This December Chief Adjuah takes the stage at the Coolidge Auditorium (Friday, December 1 at 8 p.m.). Known for his dynamic and genre-defying music, Chief Adjuah will perform his latest studio-recorded album, “Bark Out Thunder Roar Out Lighting.” Chief Adjuah’s upcoming performance marks the first of two scheduled artists this season, both contributing to a powerful tribute to the vibrant history and culture of New Orleans, with a special focus on its Black Mardi Gras Indians.
A son of New Orleans, Chief Adjuah brings a lifetime of musical heritage to his performances. With an impressive discography of 13 studio albums, four live recorded albums, one greatest hits collection, six Grammy Award nominations, and two Edison Awards, Chief Adjuah is a world-renowned artist whose profile is constantly evolving. He started playing trumpet at age 12 and joined his uncle, alto saxophonist Donald Harrison Jr.’s band at age 16. Some of his collaborators include Elena Pinderhughes, Logan Richardson, Saul Williams, Prince, Radiohead’s Thom Yorke, McCoy Tyer, Marcus Miller, Eddie Palmieri, rappers Mos Def (Yasin Bey), Talib Kweli and Vic Mensa.
With a strong family lineage rooted in the New Orleans community, Chief Adjuah grew up as part of the Black Masking Indian tradition. He followed his grandfather’s steps by becoming a Chieftan and Idi of the Xodokan Nation. His grandfather, Big Chief Donald Harrison Sr., was the Big Chief of the Creole Wild West, White Eagles, Cherokee Braves & Guardians of the Flame.
For Chief Adjuah, the traditions of his family and community are not confined to the past; they are living expressions woven into the fabric of his values and music. His identity is a true reflection of the multi-layered history and mix of cultures that defines New Orleans.
In recognition of his commitment to acknowledge the history of the transatlantic slave trade, Chief Adjuah was bestowed the title of Grand Griot at the 2023 Maafa Commemoration. This annual ceremony serves as a poignant reckoning with the painful history of slavery and serves as a means of collective release from its enduring legacy. In his role as Grand Griot, Chief Adjuah utilizes his position to amplify the stories and experiences of those affected by this historical tragedy, contributing to the healing and remembrance process. Through his music and title, Chief Adjuah becomes not only a musician but also a cultural custodian, ensuring that the stories of the transatlantic slave trade resonate as powerful reminders of resilience, understanding, and growth.
As the creator of “stretch music,” a jazz-rooted, genre-blind music style, Chief Adjuah has an inclusive approach to music-making. He incorporates instruments, rhythms, and sounds from the Black diaspora that break musical conventions and expectations of any predetermined sound. In his latest album, “Bark Out Thunder Roar Out Light,” Chief puts down his horn and plays his string, harp-like instruments that he created, the Adjuah’s Bow and the Adjuah’s N’Goni. The combination of these instruments, together with the bolon and the kora, connects the listener to the sounds of West Africa. Another exciting element in this album is his voice which provides depth and texture, evoking the motherland.

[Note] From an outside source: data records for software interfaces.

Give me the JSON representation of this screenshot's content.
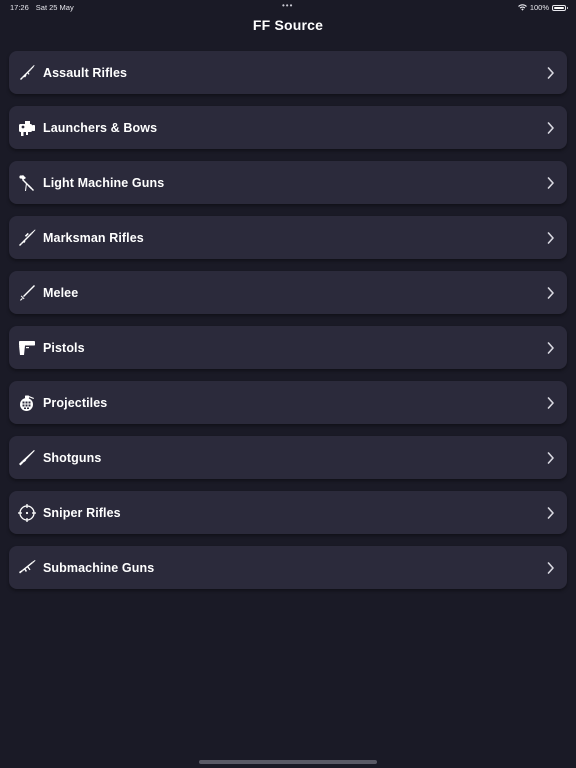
{
  "status_bar": {
    "time": "17:26",
    "date": "Sat 25 May",
    "battery": "100%",
    "battery_level": 1.0,
    "dots": "•••"
  },
  "nav": {
    "title": "FF Source"
  },
  "categories": [
    {
      "label": "Assault Rifles",
      "icon": "assault-rifle-icon"
    },
    {
      "label": "Launchers & Bows",
      "icon": "launcher-icon"
    },
    {
      "label": "Light Machine Guns",
      "icon": "machine-gun-icon"
    },
    {
      "label": "Marksman Rifles",
      "icon": "marksman-rifle-icon"
    },
    {
      "label": "Melee",
      "icon": "sword-icon"
    },
    {
      "label": "Pistols",
      "icon": "pistol-icon"
    },
    {
      "label": "Projectiles",
      "icon": "grenade-icon"
    },
    {
      "label": "Shotguns",
      "icon": "shotgun-icon"
    },
    {
      "label": "Sniper Rifles",
      "icon": "crosshair-icon"
    },
    {
      "label": "Submachine Guns",
      "icon": "submachine-gun-icon"
    }
  ],
  "colors": {
    "background": "#1a1a26",
    "row_background": "#2b2a3b",
    "text": "#ffffff",
    "chevron": "#d8d8e0"
  }
}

Beyond his role as a musician, composer, and bandleader, Chief Adjuah is the creator of musical instruments, including the Adjuah trumpet, Adjuah horn, the siren and the sirenette, among others. His motivation for this creative endeavor is clear, to provide contemporary instruments rooted in history for the younger generations.
Chief Adjuah’s music is not just an auditory experience; it’s a profound connection to the culture of New Orleans, a heartfelt tribute to the ancestors. Listening to his music is an immersive journey that reflects his deep love and respect for culture, serving as both an inspiration and a tangible celebration of the rich tapestry of New Orleans. Chief Adjuah is scheduled on Friday, December 1, at 8 p.m. at the Coolidge Auditorium. Learn more at loc.gov/concerts.